The men's treatment began with surgery. The doctors implanted a small piece of electrodes on the surface of the spinal cord in the lower back, where each injury had been. The patch was connected to a pacemaker that was in the abdomen.
When implanted, the device delivered pulses to the individual muscles as they were applied. The intention to lift one knee produced a particular pattern of nerve engorgement. One step forward created another. In fact, the device provided the pattern of stimulation that the body had delivered before the onset of the injury. Over time – with intense physical therapy, on a treadmill with hand support ̵
The brain was really massive. " Courtine. "There were many new connections from the motor cortex to the brain stem." The same would be expected in humans, he said.
After his injury, Mr. Mzee began playing wheelchair rugby and soon became a national team member. The injury also plunged him into his own research; through a doctor he learned about the program in Lausanne and the animal experiments. When he heard that there was a trial of people in work, he answered quickly.
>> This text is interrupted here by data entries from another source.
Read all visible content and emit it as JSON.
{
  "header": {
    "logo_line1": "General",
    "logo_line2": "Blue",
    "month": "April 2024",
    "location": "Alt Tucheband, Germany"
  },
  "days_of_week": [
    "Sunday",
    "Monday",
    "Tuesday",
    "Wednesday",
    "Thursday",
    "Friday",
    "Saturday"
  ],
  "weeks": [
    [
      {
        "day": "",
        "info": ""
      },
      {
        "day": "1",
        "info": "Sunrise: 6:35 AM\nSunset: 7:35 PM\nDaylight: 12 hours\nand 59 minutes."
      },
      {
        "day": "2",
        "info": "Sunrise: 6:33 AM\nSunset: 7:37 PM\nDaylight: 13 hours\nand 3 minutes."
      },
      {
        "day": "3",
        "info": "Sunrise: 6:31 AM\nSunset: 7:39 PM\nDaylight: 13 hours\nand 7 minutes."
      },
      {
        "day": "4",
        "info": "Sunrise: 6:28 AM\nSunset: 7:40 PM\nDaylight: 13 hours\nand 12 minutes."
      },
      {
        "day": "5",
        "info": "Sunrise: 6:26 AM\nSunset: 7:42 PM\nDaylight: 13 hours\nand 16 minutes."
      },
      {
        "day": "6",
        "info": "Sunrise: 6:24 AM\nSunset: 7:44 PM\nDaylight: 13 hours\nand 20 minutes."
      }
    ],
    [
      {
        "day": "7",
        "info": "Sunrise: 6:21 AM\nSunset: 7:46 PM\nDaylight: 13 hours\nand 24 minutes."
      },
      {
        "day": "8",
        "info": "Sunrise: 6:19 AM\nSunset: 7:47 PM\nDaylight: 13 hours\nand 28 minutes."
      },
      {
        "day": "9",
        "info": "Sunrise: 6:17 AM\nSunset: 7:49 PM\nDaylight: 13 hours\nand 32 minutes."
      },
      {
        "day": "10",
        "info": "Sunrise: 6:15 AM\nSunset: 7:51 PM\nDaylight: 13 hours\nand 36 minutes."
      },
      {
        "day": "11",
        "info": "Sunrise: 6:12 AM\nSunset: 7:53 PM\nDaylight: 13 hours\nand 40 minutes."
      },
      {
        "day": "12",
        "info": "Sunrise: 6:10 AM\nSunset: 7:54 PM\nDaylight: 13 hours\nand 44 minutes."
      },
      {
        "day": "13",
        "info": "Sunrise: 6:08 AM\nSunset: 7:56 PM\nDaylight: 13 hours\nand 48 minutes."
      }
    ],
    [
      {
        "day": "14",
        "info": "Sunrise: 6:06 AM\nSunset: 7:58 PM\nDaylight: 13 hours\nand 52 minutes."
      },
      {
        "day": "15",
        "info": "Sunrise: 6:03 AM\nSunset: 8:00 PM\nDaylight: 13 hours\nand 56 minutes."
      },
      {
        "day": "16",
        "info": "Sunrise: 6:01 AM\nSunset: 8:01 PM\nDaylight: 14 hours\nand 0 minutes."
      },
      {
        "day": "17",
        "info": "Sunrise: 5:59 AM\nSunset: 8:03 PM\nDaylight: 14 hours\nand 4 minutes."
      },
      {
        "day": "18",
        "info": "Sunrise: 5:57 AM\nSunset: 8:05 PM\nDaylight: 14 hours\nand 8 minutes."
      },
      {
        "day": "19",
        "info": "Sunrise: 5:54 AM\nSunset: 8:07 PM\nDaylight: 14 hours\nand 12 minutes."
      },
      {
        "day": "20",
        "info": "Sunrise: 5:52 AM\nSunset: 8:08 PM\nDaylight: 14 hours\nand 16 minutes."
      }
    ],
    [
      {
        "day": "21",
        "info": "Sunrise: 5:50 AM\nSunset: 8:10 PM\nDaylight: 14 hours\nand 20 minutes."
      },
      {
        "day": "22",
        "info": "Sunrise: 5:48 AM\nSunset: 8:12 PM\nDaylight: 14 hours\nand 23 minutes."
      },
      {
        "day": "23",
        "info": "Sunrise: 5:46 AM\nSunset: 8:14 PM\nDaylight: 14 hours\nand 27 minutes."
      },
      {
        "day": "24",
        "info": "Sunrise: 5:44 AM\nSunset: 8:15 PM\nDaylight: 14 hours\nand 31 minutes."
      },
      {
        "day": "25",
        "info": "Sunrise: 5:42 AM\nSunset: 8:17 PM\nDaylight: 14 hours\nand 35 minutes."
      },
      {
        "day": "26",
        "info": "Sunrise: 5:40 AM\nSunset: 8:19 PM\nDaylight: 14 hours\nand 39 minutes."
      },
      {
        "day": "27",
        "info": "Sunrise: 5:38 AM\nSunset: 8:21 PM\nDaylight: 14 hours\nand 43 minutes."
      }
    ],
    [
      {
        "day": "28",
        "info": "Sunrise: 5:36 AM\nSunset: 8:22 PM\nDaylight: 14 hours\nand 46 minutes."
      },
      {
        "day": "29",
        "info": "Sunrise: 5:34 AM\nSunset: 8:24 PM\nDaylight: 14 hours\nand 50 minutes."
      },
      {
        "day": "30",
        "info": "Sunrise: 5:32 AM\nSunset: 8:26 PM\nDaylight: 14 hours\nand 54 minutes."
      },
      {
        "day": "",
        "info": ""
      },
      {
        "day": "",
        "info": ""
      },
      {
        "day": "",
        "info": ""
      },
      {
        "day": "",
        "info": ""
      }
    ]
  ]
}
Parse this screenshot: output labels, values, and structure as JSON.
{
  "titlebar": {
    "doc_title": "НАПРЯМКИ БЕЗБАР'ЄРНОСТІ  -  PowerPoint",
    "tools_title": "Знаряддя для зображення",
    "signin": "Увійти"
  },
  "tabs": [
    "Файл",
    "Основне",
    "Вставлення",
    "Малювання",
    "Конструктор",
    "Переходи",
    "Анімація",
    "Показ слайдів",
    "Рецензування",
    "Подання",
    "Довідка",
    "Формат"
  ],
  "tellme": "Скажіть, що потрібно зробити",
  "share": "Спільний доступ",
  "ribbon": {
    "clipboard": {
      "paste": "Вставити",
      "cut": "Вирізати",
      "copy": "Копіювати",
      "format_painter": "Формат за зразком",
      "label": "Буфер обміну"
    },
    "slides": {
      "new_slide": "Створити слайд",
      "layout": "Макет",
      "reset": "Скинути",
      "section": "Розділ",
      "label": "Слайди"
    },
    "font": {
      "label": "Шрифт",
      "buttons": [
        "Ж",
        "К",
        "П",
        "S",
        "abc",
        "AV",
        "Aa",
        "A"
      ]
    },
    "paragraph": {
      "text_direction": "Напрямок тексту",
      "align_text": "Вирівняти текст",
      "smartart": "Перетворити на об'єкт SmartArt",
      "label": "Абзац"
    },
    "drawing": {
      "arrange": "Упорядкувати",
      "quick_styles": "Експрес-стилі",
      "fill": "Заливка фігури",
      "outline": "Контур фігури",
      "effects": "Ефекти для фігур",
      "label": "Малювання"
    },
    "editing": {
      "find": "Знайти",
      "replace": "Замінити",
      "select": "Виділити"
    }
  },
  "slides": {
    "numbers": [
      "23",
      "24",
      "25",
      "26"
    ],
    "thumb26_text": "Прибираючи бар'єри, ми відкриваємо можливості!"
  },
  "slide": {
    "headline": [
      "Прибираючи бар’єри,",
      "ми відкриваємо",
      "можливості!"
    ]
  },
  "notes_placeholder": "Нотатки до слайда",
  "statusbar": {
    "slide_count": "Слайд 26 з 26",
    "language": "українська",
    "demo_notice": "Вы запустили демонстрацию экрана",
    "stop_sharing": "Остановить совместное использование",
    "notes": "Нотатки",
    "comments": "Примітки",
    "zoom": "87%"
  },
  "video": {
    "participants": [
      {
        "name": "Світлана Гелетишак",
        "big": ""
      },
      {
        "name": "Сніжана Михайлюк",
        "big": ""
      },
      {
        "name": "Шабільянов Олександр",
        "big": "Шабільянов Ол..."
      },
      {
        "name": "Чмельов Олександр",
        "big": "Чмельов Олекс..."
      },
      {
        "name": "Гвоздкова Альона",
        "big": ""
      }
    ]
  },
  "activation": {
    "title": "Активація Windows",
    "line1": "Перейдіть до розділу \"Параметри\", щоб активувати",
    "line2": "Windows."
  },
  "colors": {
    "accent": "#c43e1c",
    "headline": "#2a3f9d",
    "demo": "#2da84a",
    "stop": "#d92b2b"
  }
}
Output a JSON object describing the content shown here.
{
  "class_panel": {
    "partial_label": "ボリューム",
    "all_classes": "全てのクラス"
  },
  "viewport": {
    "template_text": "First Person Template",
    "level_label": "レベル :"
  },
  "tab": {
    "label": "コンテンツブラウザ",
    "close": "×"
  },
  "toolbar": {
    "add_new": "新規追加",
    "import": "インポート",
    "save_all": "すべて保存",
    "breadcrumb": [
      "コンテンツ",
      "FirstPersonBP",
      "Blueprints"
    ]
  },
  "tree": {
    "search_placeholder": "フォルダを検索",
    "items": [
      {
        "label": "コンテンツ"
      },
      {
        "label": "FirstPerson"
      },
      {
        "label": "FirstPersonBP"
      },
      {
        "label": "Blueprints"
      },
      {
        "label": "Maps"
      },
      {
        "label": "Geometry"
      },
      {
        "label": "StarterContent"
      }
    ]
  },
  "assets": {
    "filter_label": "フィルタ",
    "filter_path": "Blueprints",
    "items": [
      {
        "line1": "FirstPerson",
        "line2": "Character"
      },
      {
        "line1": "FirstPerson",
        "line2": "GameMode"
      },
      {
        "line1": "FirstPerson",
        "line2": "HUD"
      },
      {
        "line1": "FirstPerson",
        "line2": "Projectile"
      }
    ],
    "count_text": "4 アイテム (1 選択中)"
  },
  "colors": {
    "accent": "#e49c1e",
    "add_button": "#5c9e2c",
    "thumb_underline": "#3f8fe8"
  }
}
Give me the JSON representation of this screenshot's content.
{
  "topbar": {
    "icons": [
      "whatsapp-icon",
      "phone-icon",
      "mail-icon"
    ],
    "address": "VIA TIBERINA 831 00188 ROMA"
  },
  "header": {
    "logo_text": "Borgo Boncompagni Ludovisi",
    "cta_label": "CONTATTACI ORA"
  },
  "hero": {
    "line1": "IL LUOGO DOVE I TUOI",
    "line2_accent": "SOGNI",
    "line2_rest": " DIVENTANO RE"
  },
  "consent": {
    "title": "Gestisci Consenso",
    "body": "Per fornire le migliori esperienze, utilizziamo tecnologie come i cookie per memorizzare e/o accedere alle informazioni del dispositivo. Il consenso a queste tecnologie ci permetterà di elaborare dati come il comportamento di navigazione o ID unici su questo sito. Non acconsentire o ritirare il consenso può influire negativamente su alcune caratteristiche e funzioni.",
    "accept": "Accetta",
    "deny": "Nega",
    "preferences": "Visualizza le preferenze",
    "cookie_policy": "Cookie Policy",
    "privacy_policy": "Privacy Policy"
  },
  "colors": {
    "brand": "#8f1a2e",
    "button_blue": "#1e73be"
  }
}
"It's really hard to say what's next," Mr. Mzee said. "I think the next step must be very big, and one of the problems is that I have to have some control over the hull. My trunk is not well balanced. I'm trying to set up a body support system at home to do more rehab, but it's expensive. Without these supports I am still not stable. "
However, rehabilitation – the hard work, sweat, and discipline that has proved helpful to many patients – will be essential to the recovery process. "We have known for years that people with partial paralysis can respond to rehabilitation," said Drs. Anderson. "The problem is due to access. Long-term rehabilitation in a chronic environment is not paid by many insurers. Therefore, most people with motor incomplete injuries do not fully recover. "